Luxury stocks weaken on concern of hit to China sales

  • Investing.com
  • Stock Market News
Luxury stocks weaken on concern of hit to China sales
Credit: © Reuters.

By Geoffrey Smith 

Investing.com -- Europe's big luxury stocks weakened on Monday on concerns that the wave of political protests in China could hit sales in one of their most important markets. 

By 05:35 ET (10:35 GMT), industry leader LVMH's (EPA: LVMH ) stock was down 0.6%, while Kering (EPA: PRTP ) stock was down 0.4%, Dior (EPA: DIOR ) stock was down 0.8% and Moncler (BIT: MONC ) stock was down 0.8%.

The sector is one of the most exposed to potential upheaval in China, although the impact of the protests on stock prices has been softened by the fact that sales there have been relatively sluggish all year due to the COVID-19 restrictions and a stop-start campaign for wealth redistribution by the Communist Party government. 

LVMH’s sales in Asia-Pacific - a region that also includes less COVID-affected markets such as India, Singapore and Indonesia -  have risen only 2% on the year in the first nine months, and contracted in the second quarter before returning to growth of 6% in the third quarter. By contrast, LVMH's European sales were up 43% over the first nine months, while those in the U.S. were up 19%.

Sales at Gucci owner Kering followed a similar pattern, up 73% in the third quarter in Europe, but up only 7% in Asia-Pacific.
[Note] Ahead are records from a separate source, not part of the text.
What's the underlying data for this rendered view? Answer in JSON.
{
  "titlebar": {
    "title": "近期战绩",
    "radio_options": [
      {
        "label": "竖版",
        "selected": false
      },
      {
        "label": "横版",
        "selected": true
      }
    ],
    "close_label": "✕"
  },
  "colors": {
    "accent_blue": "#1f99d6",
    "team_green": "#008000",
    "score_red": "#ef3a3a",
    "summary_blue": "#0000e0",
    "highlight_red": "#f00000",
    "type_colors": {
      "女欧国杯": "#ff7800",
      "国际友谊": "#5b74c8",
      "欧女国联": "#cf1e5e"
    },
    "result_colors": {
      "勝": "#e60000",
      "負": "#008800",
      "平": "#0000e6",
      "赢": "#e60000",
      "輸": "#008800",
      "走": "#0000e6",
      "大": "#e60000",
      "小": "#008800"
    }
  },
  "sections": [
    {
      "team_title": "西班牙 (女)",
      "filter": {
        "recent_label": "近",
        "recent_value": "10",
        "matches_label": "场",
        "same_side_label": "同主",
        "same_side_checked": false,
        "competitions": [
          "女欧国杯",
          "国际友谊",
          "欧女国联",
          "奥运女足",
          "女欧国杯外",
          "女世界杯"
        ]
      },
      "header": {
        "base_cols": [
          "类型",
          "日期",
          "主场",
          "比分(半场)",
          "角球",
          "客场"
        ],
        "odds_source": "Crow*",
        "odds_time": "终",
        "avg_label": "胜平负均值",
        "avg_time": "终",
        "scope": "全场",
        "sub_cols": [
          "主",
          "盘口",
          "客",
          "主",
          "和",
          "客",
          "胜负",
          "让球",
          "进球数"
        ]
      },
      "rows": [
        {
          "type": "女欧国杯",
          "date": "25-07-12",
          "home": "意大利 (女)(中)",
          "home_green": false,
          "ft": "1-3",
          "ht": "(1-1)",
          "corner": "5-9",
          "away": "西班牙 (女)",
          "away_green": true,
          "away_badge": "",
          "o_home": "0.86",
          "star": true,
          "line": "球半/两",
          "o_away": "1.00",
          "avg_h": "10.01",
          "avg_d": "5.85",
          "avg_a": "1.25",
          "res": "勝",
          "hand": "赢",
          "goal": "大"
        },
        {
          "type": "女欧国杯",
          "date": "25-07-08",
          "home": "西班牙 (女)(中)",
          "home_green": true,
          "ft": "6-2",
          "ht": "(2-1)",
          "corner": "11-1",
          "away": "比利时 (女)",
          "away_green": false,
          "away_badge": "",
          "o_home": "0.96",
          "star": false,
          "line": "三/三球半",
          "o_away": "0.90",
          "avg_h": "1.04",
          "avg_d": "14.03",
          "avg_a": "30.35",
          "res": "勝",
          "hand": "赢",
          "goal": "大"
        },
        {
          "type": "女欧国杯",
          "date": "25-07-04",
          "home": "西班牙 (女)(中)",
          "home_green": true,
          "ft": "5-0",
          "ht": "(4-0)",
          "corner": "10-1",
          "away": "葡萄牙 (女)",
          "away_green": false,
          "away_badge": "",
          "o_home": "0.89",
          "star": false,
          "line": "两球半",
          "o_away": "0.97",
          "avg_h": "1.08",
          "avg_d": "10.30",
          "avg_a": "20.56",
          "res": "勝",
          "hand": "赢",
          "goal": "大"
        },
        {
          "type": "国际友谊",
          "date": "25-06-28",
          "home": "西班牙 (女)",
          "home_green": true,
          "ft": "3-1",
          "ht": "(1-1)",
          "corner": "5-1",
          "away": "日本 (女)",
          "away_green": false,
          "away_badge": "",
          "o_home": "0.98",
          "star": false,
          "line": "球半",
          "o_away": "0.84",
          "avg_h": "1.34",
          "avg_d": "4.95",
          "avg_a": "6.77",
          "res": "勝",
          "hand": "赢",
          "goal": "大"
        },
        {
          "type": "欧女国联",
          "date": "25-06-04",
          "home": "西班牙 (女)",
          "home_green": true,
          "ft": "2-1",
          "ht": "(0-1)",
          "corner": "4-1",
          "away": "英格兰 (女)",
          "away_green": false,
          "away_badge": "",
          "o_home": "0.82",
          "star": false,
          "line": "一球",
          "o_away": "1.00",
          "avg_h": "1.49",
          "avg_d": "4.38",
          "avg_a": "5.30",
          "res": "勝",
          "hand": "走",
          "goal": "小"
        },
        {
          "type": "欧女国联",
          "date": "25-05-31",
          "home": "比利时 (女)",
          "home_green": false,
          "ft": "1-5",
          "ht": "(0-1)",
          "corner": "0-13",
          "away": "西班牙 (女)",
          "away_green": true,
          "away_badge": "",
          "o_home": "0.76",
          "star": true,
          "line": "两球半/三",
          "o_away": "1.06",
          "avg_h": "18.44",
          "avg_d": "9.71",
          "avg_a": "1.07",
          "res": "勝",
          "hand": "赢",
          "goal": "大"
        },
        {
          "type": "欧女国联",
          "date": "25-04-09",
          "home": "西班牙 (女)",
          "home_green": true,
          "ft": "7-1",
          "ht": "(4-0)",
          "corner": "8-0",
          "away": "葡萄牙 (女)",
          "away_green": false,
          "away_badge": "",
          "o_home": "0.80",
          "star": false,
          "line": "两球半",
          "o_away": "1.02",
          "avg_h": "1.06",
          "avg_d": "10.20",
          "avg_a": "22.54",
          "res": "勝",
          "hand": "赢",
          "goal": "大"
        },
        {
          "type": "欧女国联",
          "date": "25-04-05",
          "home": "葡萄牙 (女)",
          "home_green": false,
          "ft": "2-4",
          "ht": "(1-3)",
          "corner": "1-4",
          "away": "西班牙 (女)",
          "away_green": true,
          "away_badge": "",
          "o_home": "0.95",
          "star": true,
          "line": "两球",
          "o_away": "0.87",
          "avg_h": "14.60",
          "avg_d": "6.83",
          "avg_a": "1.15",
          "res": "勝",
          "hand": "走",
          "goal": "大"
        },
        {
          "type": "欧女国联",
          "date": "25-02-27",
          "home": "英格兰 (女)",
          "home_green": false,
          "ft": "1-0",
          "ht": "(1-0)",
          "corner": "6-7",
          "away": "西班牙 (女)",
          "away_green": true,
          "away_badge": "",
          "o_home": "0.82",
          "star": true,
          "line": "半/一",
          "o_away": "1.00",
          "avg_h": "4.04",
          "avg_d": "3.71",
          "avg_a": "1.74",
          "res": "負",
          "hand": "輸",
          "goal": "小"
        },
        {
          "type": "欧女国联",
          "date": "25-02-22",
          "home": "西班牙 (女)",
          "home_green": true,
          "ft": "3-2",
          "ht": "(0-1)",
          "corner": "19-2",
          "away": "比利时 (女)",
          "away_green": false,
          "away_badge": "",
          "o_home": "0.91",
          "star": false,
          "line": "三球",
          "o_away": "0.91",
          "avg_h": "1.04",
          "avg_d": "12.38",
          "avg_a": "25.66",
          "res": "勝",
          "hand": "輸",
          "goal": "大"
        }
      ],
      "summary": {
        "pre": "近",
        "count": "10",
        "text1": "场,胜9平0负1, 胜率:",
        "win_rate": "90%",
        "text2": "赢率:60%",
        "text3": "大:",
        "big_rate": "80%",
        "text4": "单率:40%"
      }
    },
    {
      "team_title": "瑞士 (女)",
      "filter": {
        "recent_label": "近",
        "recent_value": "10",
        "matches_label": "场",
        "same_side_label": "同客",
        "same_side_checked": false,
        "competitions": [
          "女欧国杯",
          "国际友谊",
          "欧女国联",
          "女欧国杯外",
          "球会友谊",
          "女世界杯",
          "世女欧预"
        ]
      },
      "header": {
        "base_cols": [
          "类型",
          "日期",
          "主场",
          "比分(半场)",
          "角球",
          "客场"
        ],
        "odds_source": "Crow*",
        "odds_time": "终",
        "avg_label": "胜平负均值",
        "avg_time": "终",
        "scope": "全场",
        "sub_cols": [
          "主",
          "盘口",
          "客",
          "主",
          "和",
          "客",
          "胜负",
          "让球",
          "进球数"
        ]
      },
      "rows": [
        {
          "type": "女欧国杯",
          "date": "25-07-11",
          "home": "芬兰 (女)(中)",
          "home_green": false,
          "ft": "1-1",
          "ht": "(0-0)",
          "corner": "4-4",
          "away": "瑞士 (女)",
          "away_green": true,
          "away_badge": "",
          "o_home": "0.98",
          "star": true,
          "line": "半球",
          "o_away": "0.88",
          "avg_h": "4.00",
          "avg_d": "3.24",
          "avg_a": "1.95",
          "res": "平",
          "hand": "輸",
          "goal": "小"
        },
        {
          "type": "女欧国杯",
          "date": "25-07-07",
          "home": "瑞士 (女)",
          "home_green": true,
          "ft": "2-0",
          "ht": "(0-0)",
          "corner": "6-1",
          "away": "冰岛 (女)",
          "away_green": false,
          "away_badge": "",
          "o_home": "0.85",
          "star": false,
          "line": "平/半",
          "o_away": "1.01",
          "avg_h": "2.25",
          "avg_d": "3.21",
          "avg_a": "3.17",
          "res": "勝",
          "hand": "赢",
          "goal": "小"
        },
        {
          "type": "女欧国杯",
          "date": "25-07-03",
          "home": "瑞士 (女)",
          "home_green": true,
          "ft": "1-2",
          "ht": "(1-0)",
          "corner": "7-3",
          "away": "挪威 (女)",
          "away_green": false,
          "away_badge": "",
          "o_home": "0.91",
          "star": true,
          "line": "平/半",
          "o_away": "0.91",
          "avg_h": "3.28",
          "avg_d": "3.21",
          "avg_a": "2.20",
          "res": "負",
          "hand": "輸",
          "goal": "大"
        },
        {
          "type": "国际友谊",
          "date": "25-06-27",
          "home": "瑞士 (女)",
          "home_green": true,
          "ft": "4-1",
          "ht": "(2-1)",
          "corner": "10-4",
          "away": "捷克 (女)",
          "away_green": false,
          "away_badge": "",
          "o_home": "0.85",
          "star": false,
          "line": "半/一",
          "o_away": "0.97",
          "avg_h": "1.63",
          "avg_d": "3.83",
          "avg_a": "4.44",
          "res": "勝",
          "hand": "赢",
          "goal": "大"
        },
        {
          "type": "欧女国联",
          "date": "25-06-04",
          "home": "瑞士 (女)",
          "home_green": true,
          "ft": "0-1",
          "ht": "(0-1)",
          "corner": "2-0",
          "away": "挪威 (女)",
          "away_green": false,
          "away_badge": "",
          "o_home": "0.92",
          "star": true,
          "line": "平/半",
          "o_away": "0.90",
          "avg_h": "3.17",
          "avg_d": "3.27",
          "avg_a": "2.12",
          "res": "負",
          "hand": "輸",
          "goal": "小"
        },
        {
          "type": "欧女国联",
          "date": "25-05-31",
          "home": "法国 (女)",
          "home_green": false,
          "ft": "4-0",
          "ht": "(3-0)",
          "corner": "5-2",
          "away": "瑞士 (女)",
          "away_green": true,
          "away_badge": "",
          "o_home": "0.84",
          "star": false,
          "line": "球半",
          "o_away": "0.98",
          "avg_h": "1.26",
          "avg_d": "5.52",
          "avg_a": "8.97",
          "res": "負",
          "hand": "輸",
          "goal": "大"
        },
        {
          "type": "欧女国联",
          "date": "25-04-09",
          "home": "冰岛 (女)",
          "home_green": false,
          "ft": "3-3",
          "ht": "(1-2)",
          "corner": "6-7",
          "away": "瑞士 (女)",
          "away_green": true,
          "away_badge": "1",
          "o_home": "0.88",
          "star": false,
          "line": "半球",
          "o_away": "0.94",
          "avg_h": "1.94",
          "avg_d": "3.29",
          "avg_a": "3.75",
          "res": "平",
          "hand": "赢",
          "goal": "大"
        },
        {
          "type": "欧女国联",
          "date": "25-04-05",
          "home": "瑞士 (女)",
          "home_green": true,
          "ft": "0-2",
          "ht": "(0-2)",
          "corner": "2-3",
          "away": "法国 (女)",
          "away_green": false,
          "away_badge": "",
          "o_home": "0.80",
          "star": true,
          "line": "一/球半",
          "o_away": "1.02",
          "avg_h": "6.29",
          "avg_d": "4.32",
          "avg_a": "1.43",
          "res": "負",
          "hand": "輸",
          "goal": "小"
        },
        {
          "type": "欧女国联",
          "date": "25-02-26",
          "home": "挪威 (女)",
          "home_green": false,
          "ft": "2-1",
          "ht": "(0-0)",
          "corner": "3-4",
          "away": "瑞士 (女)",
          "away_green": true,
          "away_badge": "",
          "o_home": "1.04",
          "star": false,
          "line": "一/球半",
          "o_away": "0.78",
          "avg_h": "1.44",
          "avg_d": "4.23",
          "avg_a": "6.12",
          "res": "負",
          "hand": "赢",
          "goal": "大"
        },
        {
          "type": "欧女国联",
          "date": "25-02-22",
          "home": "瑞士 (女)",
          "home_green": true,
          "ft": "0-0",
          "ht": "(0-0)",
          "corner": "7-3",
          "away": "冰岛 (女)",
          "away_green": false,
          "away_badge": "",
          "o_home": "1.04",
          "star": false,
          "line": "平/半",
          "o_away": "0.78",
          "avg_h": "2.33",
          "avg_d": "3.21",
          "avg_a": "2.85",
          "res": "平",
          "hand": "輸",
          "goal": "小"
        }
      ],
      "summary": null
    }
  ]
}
Kering had noted that Chinese sales were "still under pressure" when it reported in October. 

Developments this year, when China has been the only major market still implementing controls on the opening of physical stores, have represented a striking turnaround from the last 15 years, when growth in Greater China was the driving force for sales across the sector. 

China was shaken at the weekend by the biggest anti-government protests since 1989, as people from Shanghai to Urumqi and Wuhan took to the streets to demand the lifting of COVID-related lockdown measures. While some protests last week had spilled over into violence, those at the weekend remained largely peaceful, despite widespread reports of heavy-handed police action to disperse them.

The protests were triggered by a fire in Urumqi, the capital of the western province of Xinjiang, where lockdown restrictions hampered the evacuation of residents and contributed to over 10 deaths, according to various reports. The broader background is widespread unhappiness at the authorities backtracking in the last two weeks on a recent pledge to loosen restrictions, after a sharp rise in COVID-19 cases in major population centers.

Coverage of the soccer World Cup in Qatar, with images of tens of thousands of people gathered together without masks, has reportedly heightened the sense of exasperation amid parts of the population.

"If protests do recur, it will add uncertainty about domestic economic growth, which is already weaker as a result of precautionary savings," said Paul Donovan, chief economist with UBS Global Wealth Management, in a morning briefing.

He noted that it is not yet clear whether the government will respond by cracking down on the protests to save face, thus adding to the risks around domestic consumption, or to revive its plans to relax the restrictions, in order to forestall further protests. 

Drop an image here or Supported formats: *.jpg, *.png, *.gif up to 5mb

Error: File type not supported

Drop an image here or

100